One of the most prominent Rajasthani textile traditions, Sanganeri handprints are a charismatic interplay of skill, technique, practices and patterns amongst the larger cultural medley of Rajasthan.
The unbroken chain of Sanganer’s textile legacy is evident in its hustle-bustle as a major hub of handblock printing till today.
An assortment of vividly dyed fabrics hung out to dry in narrow lanes and corners form the quintessential vision of the Sanganer township situated at a 13km vicinity of Jaipur.
Sanganer serves as a better case for a sociological study of the livelihood and culture of the Chippa community, the dhobis; the rangrez and the historic political upheavals of 16th-17th Century Indian subcontinent upon which its rise as a pristine textile hub is premised upon.
Rooted and functional inevitably on a community spearheaded work scheme, the master printers, block carvers, dyers, dhobiwalas and designers operate on a historic sociological matrix of emotions, passion, aspirations and livelihoods.
A typical paraphernalia of a handblock printing regime in full swing seen at Sanganer encompasses low-lying printing tables, rustic looking assortment of blocks , rolling trolleys holding trays of dyes both vegetable and synthetic and an array of utilities meeting the bewilderment of a non-native passerby.
Sometimes, for completion of one design, many blocks are used as each contains a different element of a particular pattern.

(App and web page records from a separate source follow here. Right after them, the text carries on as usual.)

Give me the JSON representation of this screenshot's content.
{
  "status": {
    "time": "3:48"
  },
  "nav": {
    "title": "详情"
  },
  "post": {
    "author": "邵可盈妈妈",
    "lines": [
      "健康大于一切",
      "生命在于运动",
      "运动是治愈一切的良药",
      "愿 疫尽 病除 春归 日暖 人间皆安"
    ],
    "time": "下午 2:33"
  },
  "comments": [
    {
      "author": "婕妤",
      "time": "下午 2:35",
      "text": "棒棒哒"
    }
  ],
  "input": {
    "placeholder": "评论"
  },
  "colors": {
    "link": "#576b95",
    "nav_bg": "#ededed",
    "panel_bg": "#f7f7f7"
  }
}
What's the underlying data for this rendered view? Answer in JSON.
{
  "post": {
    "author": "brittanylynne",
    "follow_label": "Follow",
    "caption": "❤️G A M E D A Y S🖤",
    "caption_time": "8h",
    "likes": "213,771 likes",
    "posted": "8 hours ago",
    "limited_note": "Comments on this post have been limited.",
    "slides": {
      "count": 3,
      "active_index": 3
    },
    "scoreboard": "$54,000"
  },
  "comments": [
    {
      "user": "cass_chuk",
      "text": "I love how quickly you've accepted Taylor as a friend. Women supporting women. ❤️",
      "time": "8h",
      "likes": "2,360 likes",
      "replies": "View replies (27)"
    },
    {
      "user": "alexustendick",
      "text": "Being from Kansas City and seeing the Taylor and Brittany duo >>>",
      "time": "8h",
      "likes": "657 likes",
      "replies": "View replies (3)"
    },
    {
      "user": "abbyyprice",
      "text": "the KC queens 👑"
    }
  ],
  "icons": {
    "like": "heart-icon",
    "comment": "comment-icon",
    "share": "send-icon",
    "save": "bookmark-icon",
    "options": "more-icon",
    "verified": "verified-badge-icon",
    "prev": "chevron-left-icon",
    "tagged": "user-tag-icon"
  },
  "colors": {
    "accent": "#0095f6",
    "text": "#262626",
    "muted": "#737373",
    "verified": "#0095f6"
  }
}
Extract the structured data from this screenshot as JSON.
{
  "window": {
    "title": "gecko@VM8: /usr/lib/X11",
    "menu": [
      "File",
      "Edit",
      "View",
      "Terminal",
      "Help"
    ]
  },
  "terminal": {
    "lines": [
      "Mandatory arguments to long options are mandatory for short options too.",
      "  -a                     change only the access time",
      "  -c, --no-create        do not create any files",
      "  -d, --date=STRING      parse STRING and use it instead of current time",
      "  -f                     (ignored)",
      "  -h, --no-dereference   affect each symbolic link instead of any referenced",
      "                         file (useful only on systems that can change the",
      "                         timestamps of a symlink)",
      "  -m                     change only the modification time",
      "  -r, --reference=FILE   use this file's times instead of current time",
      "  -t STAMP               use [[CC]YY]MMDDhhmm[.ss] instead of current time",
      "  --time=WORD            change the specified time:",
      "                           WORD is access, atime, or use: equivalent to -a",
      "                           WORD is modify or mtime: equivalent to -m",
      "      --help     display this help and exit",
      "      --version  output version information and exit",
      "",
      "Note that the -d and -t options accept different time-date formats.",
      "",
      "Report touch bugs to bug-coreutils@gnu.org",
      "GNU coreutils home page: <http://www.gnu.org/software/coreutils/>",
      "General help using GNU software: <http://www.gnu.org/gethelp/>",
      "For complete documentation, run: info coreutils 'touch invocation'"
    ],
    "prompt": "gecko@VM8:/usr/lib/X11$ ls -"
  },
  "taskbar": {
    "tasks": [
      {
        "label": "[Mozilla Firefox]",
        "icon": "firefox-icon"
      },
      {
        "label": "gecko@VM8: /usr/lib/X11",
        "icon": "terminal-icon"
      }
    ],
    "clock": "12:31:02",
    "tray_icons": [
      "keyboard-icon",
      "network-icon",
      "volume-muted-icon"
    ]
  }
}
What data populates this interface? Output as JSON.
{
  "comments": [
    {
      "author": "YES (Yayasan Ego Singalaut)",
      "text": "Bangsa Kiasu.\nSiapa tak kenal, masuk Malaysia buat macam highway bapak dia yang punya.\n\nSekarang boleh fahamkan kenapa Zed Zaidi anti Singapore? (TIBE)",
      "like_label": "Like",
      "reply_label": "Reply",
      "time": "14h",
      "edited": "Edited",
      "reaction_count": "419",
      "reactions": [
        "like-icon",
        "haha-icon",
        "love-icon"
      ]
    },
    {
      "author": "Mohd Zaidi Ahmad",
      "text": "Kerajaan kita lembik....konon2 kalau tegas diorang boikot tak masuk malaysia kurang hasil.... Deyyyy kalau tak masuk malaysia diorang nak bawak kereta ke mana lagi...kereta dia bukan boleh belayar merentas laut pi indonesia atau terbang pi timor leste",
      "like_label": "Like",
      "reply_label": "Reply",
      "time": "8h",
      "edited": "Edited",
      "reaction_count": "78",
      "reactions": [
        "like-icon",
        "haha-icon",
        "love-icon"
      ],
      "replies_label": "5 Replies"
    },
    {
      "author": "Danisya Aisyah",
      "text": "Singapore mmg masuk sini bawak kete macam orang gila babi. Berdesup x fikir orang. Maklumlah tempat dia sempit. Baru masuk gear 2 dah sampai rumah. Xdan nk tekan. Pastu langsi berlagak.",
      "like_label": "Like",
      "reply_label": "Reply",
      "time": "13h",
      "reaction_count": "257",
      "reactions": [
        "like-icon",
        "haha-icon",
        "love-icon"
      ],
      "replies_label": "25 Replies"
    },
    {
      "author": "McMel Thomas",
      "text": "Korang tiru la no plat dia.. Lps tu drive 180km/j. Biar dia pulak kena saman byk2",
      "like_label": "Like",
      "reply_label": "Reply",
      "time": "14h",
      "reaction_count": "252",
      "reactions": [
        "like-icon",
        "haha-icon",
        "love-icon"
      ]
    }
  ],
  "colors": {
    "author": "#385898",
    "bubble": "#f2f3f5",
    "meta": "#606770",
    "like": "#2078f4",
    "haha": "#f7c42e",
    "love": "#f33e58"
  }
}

Two techniques of printing – Calico Printing and Do Rookhi (Two-Sided) – are employed at Sanganer.
The Calico style entails firstly printing the outline, and then filling in the colour. In Do Rookhi, printing is done on both sides of the fabric. Post sun-drying, the fabric is washed and dried again and becomes ready to be used for stitching.
Predominantly patterned in Floral and nature-inspired imagery, the motifs used in Sanganeri called as buttas or buttis entailing traditional flowers,paisleys,leaves and birds inspired by the Mughal designs owing to political bonhomie of the court of Jaipur with the Mughals.
The Sanganeri block-printing received the Geographical Indication tag in 2010. Amidst a slew of challenges posed by commercial viability of screen printing, tedious acquisition of natural dyes, & the unregulated discharge of chemical dyes in water bodies nearby; the Sanganeri tradition of textiles sees a ray of hope in dedicated efforts of institutions like Gulabchand Prints which have contributed to sustaining our textile legacy from Rajasthan and across India.
(Authored by – Vandana Bhatia )